One more on automated testing, if you allow me.
Yesterday evening (i.e. on July 17th, as this post is scheduled to go live on the 18th), I will
hopefully have updated the test framework on github. There are two big changes in this new version, and those to have to be explained.
The changes are related. I tried to work out blocking with PhantomJS and failed. I also saw a lot of weird PhantomJS behaviour when I upgraded my Raspberry Pi to Debian 9 ‘stretch’, so I decided to try something else. (This is sort of unfair, because stretch actually comes with PhantomJS, so you no longer have to load dubious binaries off the Internet, but hey.)
THIS HAS IMPLICATIONS FOR SOME OF YOUR TESTS! So read on!
PhantomJS wraps your code into a function or something like that, which means your code must explicitly return a value, say: “return true;”
HtmlUnit, on the other hand, behaves exactly like the console in your browser. You hand it some code, it’ll execute it as-is. There is no returning anything.
For you, that means you have to change some of your tests. To be specific, you have to change all tests based on the following test runners:
Rather than writing a script that ends with a “return” statement, write script that works in your console and evaluates to either
false. Then simply copy that code into the test description.
This feature was on my list for ages. I tried all sorts of silly things with PhantomJS, like adding a proxy to the framework. Then, one day, I accidentally discovered HtmlUnit, and all of a sudden, blocking (or filtering) was so easy.
So, here you go: the framework can now block HTTP GET requests — any HTTP GET requests — and you can specify patterns that should be blocked, filtered, cancelled, dropped, whatever you want to call it.
The great thing about that is that your test runs will no longer generate Analytics server calls if you block those, saving you money.
As a side-effect of this, you can block literally every and any request, including DTM or even the page you’d like to test.

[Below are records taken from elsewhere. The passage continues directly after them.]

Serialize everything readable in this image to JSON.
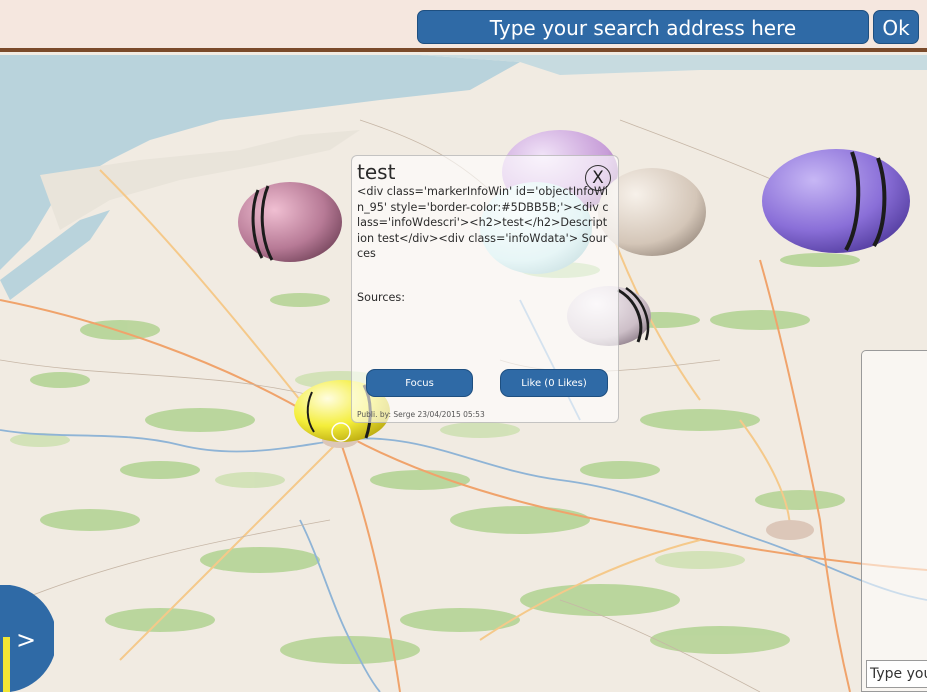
{
  "search": {
    "placeholder": "Type your search address here",
    "ok_label": "Ok"
  },
  "info_window": {
    "title": "test",
    "close_label": "X",
    "raw_html": "<div class='markerInfoWin' id='objectInfoWin_95' style='border-color:#5DBB5B;'><div class='infoWdescri'><h2>test</h2>Description test</div><div class='infoWdata'> Sources",
    "sources_label": "Sources:",
    "focus_label": "Focus",
    "like_label": "Like (0 Likes)",
    "published": "Publi. by: Serge 23/04/2015 05:53"
  },
  "side_panel": {
    "input_placeholder": "Type your"
  },
  "open_panel": {
    "icon": "chevron-right-icon",
    "label": ">"
  },
  "colors": {
    "accent": "#2f6aa6",
    "topbar": "#f5e7df",
    "topbar_border": "#7a4a2a",
    "panel_yellow": "#f1e634"
  }
}
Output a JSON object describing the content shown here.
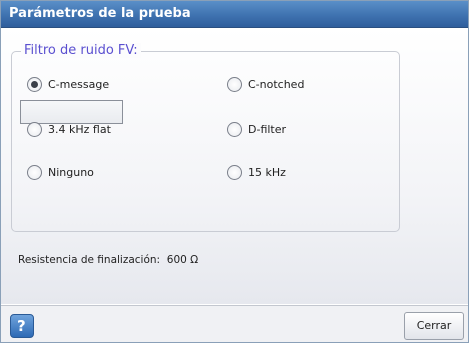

I expect you to not shoot yourself in your foot.
Some block patterns you can try:
- “/b/ss/” — will stop all Analytics calls
- “demdex.net” — will block calls to Audience Manager and the Marketing Cloud ID Service
- “mbox” — will kill off Target
- “adobedtm” — will suppress the loading of DTM
Testing what happens with DTM disabled? Sure can do!
On a personal level, the switch to HtmlUnit meant throwing away a fairly long and pretty involved article on proxies on the Raspberry Pi. While that obviously hurts, I’d say it’s a good thing.